Galon appealed to the court on Shabbat day, Sept. 3, asking that it order the Ministry of Transport to carry out the scheduled works on the Railroad infrastructure which had been halted on Friday night due to Haredi party pressure. “This meant that the employee on call at the reception had to receive the appeal and pass it to the Justice on call, which happened to be Anat Baron,” Levin wrote, suggesting this could also mean that the people on call in the Justice’s chambers had to work on Shabbat as well.
But, as turns out from the Justice’s ruling, also given on Shabbat, the appeal was not urgent and did not justify forcing a state employee to desecrate Shabbat. Justice Baron wrote: “The appeal was submitted today, Shabbat day, at 3 PM. When it was submitted, the infrastructure works had been ceased yesterday, following the prime minister’s order shortly before the start of Shabbat. Under these circumstances there is no point in issuing the requested injunction in response to a situation which the appellant claims was created on this weekend.”
Justice Baron instead ordered the State to respond by Monday, Sept. 5, to Galon’s appeal for an injunction — an appeal she could have submitted Saturday night, Levin wrote.

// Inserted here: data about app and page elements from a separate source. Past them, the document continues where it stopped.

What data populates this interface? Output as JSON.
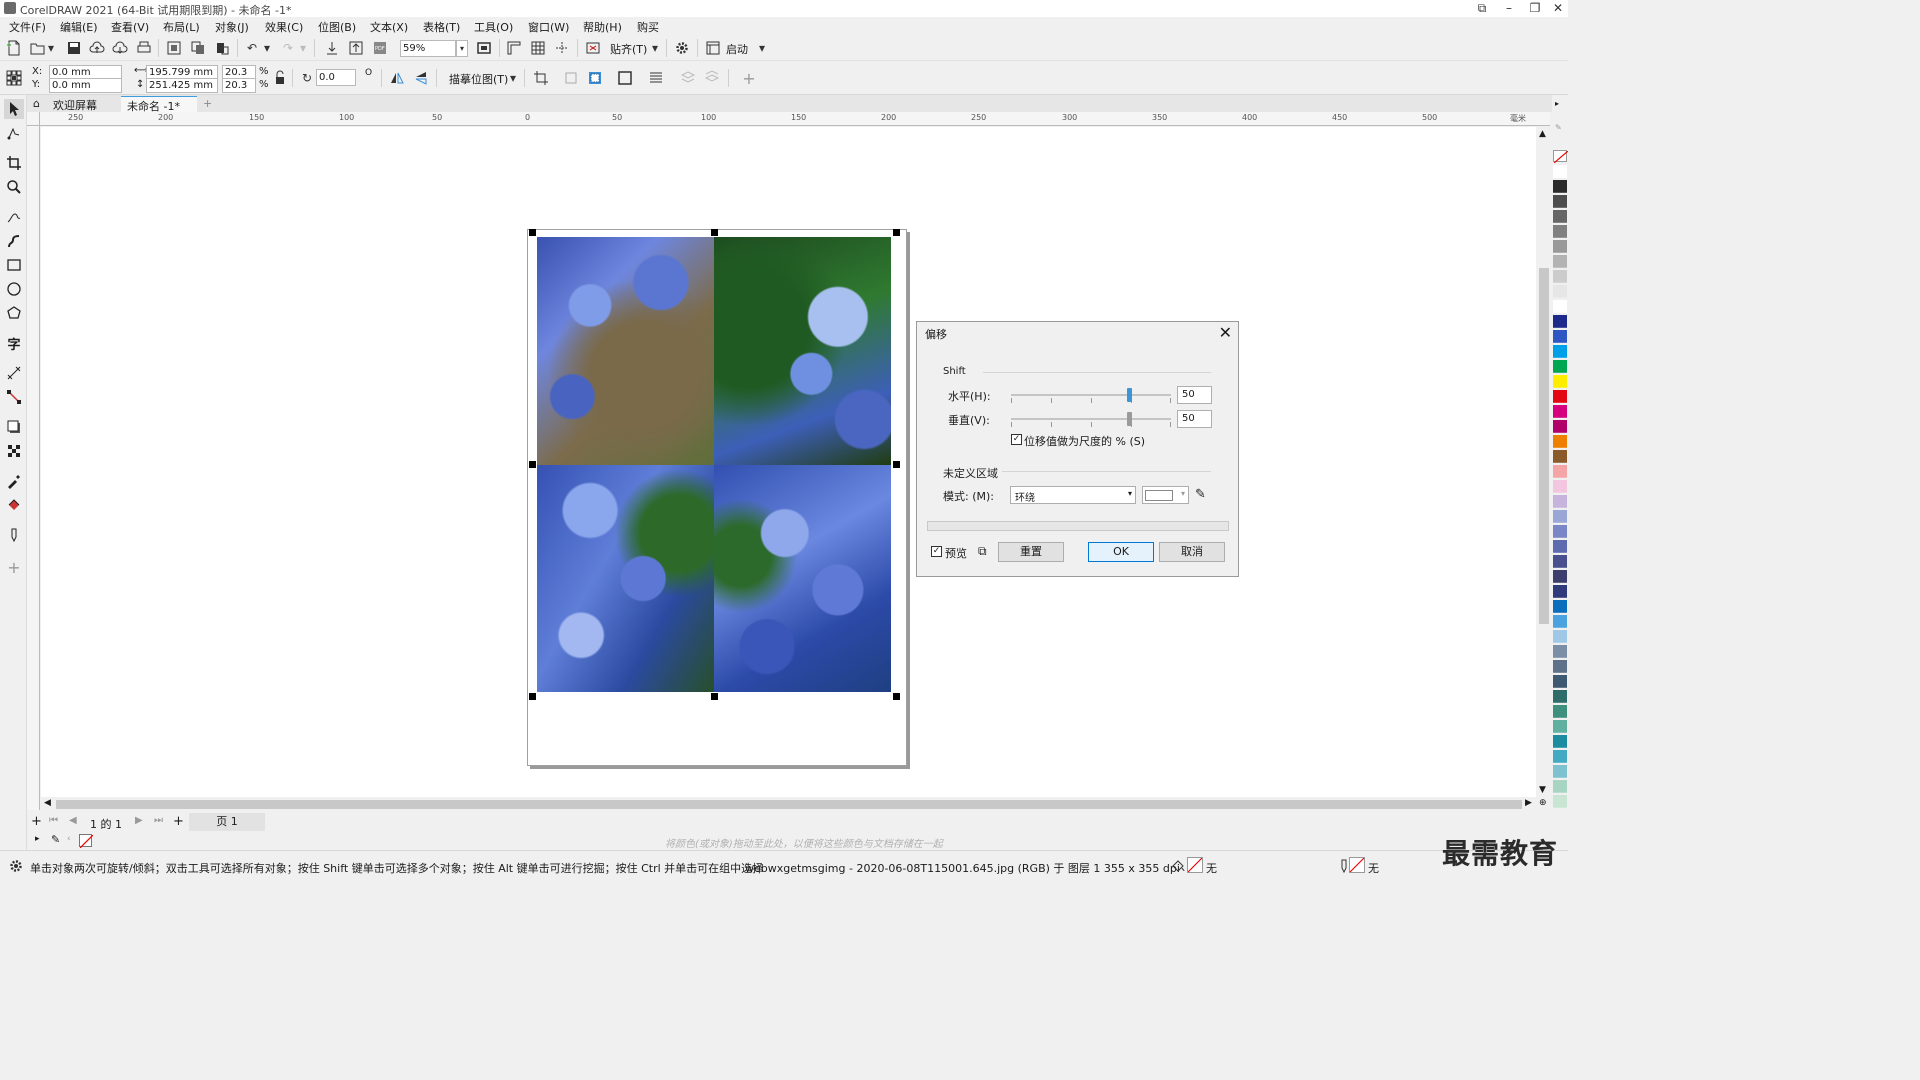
{
  "window": {
    "title": "CorelDRAW 2021 (64-Bit 试用期限到期) - 未命名 -1*"
  },
  "menu": [
    "文件(F)",
    "编辑(E)",
    "查看(V)",
    "布局(L)",
    "对象(J)",
    "效果(C)",
    "位图(B)",
    "文本(X)",
    "表格(T)",
    "工具(O)",
    "窗口(W)",
    "帮助(H)",
    "购买"
  ],
  "toolbar1": {
    "zoom": "59%",
    "snap_label": "贴齐(T)",
    "launch_label": "启动"
  },
  "propertybar": {
    "x_label": "X:",
    "x_value": "0.0 mm",
    "y_label": "Y:",
    "y_value": "0.0 mm",
    "width_value": "195.799 mm",
    "height_value": "251.425 mm",
    "scale_x": "20.3",
    "scale_y": "20.3",
    "percent": "%",
    "rotation": "0.0",
    "degree": "O",
    "trace_label": "描摹位图(T)"
  },
  "tabs": {
    "welcome": "欢迎屏幕",
    "document": "未命名 -1*",
    "add": "+"
  },
  "rulers": {
    "h": [
      "250",
      "200",
      "150",
      "100",
      "50",
      "0",
      "50",
      "100",
      "150",
      "200",
      "250",
      "300",
      "350",
      "400",
      "450",
      "500"
    ],
    "unit": "毫米"
  },
  "dialog": {
    "title": "偏移",
    "group_shift": "Shift",
    "horizontal_label": "水平(H):",
    "horizontal_value": "50",
    "vertical_label": "垂直(V):",
    "vertical_value": "50",
    "percent_checkbox": "位移值做为尺度的 % (S)",
    "group_undefined": "未定义区域",
    "mode_label": "模式: (M):",
    "mode_value": "环绕",
    "preview_label": "预览",
    "reset_label": "重置",
    "ok_label": "OK",
    "cancel_label": "取消"
  },
  "pagenav": {
    "page_counter": "1 的 1",
    "page_tab": "页 1"
  },
  "color_hint": "将颜色(或对象)拖动至此处，以便将这些颜色与文档存储在一起",
  "status": {
    "hint": "单击对象两次可旋转/倾斜；双击工具可选择所有对象；按住 Shift 键单击可选择多个对象；按住 Alt 键单击可进行挖掘；按住 Ctrl 并单击可在组中选择",
    "file_info": "webwxgetmsgimg - 2020-06-08T115001.645.jpg (RGB) 于 图层 1 355 x 355 dpi",
    "fill_none": "无",
    "outline_none": "无"
  },
  "watermark": "最需教育",
  "palette_colors": [
    "#ffffff",
    "#2b2b2b",
    "#4d4d4d",
    "#666666",
    "#808080",
    "#999999",
    "#b3b3b3",
    "#cccccc",
    "#e6e6e6",
    "#ffffff",
    "#1d2a8c",
    "#2e57c3",
    "#00a0e9",
    "#00a650",
    "#ffed00",
    "#e30613",
    "#d6007e",
    "#b2006a",
    "#ee7f00",
    "#8b5a2b",
    "#f4a6a6",
    "#f2c6de",
    "#c6b4dc",
    "#9aa6d6",
    "#7a86c6",
    "#5d6ab0",
    "#4a4f8f",
    "#3d3d6e",
    "#2e3a7a",
    "#0a6ebd",
    "#4aa3df",
    "#9fc7e6",
    "#7a8fa6",
    "#5d7189",
    "#3e5a72",
    "#2f6d6b",
    "#3f8f7f",
    "#5fb09f",
    "#1e8ca0",
    "#44a9c2",
    "#7fc2cf",
    "#a7d5c2",
    "#c7e5d2"
  ]
}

Israeli courts, including the Supreme Court, maintain skeletal Shabbat and Holiday shifts to respond to the most urgent needs. These include police requests for injunctions to prevent the smuggling of children, or for arrest warrants. But Levin wrote that he did not recall any other time when the Supreme Court was compelled to desecrate Shabbat to deal with an administrative issue such as the works on the railroad.JNi.Media